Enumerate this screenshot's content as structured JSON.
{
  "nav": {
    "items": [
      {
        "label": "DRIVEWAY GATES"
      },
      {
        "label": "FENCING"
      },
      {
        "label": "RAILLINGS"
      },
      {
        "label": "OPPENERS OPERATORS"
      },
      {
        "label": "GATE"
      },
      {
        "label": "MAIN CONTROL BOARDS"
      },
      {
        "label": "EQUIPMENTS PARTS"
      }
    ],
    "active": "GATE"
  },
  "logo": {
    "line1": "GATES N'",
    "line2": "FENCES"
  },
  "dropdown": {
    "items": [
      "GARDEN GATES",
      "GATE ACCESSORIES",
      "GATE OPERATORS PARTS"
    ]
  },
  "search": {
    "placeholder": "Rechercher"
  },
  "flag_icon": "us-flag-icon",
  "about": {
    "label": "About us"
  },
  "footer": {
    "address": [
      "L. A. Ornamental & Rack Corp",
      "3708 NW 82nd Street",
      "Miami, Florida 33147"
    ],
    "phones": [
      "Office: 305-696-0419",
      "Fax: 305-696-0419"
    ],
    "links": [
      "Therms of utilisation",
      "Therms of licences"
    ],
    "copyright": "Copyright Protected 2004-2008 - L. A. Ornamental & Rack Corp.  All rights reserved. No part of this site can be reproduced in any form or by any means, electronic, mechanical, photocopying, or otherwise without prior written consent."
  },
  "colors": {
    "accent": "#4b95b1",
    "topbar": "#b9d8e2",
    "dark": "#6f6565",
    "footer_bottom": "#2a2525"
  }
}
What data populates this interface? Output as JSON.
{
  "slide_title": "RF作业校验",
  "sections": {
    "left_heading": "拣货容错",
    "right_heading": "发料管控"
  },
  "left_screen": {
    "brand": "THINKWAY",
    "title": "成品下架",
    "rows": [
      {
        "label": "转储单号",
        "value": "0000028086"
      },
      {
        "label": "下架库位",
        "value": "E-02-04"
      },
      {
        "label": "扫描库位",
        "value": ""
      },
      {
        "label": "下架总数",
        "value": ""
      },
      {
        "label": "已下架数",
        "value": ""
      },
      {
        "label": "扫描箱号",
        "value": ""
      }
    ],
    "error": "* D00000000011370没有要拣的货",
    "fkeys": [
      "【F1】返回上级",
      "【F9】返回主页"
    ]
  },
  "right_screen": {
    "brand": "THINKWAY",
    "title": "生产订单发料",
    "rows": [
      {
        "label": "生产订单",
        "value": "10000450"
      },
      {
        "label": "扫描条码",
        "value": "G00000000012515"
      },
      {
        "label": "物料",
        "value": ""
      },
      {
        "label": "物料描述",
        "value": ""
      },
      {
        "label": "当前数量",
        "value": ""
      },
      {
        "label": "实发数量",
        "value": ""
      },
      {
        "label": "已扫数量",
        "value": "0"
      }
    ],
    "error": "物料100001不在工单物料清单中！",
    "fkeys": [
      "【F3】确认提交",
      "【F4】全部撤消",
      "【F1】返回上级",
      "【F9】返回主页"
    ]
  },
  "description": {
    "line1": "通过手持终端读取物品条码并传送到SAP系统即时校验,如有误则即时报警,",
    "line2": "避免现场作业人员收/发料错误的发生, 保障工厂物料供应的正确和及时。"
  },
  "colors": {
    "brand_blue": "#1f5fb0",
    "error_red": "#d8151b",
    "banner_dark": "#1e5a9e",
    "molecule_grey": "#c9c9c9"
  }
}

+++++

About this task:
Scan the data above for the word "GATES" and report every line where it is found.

Exercise output:
        "label": "DRIVEWAY GATES"
    "line1": "GATES N'",
      "GARDEN GATES",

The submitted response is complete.